#### [Data listing]
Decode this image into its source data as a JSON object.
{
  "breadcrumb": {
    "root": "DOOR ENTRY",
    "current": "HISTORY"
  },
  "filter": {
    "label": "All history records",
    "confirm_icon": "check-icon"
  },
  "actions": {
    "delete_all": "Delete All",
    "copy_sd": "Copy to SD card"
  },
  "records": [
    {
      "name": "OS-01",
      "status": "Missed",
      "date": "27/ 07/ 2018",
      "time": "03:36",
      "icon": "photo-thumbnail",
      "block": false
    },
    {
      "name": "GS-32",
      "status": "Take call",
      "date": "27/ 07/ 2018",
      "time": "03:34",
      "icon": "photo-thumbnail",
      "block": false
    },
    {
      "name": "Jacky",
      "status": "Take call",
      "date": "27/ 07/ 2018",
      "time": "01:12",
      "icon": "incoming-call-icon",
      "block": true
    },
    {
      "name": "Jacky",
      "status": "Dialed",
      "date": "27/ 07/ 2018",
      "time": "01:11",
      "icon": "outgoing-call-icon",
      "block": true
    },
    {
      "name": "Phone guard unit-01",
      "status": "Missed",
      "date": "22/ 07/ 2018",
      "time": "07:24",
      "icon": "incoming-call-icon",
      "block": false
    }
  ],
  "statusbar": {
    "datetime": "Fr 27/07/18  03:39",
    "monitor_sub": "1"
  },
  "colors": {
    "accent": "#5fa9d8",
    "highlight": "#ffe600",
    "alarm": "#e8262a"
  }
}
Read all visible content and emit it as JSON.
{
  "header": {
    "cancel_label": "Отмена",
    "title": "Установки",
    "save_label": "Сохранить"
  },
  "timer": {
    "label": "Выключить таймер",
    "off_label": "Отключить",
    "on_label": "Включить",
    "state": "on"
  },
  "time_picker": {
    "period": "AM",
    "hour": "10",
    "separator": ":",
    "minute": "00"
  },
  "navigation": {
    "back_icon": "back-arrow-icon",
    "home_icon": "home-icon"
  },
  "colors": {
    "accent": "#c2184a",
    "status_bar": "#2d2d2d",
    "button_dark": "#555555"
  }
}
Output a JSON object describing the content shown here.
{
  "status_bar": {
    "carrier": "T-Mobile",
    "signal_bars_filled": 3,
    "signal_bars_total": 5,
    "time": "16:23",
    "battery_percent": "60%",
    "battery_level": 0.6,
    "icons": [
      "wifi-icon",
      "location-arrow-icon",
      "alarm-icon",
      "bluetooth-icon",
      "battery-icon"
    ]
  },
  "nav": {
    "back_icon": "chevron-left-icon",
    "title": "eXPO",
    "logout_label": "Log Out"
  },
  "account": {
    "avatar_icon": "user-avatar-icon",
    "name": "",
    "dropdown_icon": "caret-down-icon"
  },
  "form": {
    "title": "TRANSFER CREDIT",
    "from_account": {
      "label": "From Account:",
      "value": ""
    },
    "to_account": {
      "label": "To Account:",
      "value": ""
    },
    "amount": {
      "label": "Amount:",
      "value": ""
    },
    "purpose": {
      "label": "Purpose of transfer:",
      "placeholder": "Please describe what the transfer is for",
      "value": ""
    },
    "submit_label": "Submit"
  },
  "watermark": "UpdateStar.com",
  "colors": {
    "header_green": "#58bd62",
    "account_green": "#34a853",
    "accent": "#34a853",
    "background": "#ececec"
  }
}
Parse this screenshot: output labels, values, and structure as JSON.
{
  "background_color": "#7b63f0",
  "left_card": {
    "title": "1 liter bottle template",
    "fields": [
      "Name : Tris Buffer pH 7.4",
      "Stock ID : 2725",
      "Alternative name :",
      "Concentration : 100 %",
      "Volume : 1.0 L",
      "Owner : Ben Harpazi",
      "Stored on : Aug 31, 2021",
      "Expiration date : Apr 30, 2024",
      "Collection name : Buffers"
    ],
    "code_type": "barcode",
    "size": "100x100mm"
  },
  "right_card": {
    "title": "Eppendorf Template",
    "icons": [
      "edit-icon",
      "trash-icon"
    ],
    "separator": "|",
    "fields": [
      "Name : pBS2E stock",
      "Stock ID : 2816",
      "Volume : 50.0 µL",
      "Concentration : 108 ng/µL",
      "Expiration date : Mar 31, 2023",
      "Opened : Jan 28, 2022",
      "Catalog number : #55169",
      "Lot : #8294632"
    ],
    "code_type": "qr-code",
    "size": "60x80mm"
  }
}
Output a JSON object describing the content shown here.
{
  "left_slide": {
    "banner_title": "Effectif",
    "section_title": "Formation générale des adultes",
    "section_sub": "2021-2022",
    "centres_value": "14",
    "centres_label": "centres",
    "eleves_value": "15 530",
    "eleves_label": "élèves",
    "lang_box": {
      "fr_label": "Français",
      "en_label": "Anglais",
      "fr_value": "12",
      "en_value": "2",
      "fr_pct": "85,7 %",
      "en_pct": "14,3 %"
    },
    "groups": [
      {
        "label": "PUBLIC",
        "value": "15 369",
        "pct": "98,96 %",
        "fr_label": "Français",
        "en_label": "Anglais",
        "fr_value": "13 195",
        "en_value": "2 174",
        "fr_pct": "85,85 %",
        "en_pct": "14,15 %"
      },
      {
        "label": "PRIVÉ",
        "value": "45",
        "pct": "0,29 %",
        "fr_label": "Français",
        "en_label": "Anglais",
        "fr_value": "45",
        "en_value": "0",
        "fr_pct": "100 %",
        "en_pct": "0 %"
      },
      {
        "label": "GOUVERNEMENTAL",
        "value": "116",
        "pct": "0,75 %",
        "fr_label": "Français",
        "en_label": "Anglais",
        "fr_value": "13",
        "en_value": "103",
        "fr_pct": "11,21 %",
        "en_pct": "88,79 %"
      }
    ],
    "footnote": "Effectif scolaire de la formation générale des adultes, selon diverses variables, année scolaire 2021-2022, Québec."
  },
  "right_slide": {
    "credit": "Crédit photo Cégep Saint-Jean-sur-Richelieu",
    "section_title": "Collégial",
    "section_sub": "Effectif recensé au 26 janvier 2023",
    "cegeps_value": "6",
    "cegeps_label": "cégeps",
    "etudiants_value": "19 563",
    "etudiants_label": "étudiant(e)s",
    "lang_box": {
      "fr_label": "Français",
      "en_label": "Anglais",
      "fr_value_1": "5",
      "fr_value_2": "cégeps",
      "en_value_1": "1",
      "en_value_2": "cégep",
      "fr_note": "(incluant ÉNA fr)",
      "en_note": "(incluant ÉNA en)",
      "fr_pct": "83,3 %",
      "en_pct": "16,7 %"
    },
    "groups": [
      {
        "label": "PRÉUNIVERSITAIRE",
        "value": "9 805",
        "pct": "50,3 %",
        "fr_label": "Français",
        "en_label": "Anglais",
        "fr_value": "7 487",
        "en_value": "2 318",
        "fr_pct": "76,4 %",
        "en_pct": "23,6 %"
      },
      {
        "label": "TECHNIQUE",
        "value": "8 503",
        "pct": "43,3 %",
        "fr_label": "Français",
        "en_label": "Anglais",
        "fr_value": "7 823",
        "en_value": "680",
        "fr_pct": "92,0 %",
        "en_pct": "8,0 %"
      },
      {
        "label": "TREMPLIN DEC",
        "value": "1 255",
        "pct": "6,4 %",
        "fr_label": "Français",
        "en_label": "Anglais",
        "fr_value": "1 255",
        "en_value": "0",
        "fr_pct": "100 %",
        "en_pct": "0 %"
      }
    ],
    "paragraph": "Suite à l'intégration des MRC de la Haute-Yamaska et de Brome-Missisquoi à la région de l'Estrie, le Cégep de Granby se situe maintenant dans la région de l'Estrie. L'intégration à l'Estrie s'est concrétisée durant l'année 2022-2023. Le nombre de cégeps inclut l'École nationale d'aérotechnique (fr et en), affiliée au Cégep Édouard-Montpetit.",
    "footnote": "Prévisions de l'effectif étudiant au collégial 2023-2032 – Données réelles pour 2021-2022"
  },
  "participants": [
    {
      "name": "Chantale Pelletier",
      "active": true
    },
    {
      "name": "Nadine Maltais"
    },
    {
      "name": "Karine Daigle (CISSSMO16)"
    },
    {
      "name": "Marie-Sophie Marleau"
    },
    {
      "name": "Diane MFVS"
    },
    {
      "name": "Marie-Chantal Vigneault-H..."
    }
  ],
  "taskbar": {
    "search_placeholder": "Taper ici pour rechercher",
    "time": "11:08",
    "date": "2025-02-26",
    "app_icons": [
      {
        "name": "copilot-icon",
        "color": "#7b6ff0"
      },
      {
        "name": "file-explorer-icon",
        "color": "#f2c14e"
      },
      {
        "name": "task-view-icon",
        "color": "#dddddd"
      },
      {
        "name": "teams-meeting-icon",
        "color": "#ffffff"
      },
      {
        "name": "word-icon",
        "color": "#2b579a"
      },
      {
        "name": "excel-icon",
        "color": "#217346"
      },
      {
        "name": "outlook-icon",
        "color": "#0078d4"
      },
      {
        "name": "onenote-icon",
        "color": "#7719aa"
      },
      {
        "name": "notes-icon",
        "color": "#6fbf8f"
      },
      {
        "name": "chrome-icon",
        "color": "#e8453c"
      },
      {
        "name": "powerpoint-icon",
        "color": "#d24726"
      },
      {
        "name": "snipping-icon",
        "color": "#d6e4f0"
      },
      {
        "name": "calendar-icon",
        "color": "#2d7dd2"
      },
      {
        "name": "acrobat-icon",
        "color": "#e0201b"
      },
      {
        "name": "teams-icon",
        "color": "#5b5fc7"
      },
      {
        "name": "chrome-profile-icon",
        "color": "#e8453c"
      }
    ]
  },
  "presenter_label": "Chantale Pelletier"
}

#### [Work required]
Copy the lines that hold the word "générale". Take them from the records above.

#### [Result of this exercise]
    "section_title": "Formation générale des adultes",
    "footnote": "Effectif scolaire de la formation générale des adultes, selon diverses variables, année scolaire 2021-2022, Québec."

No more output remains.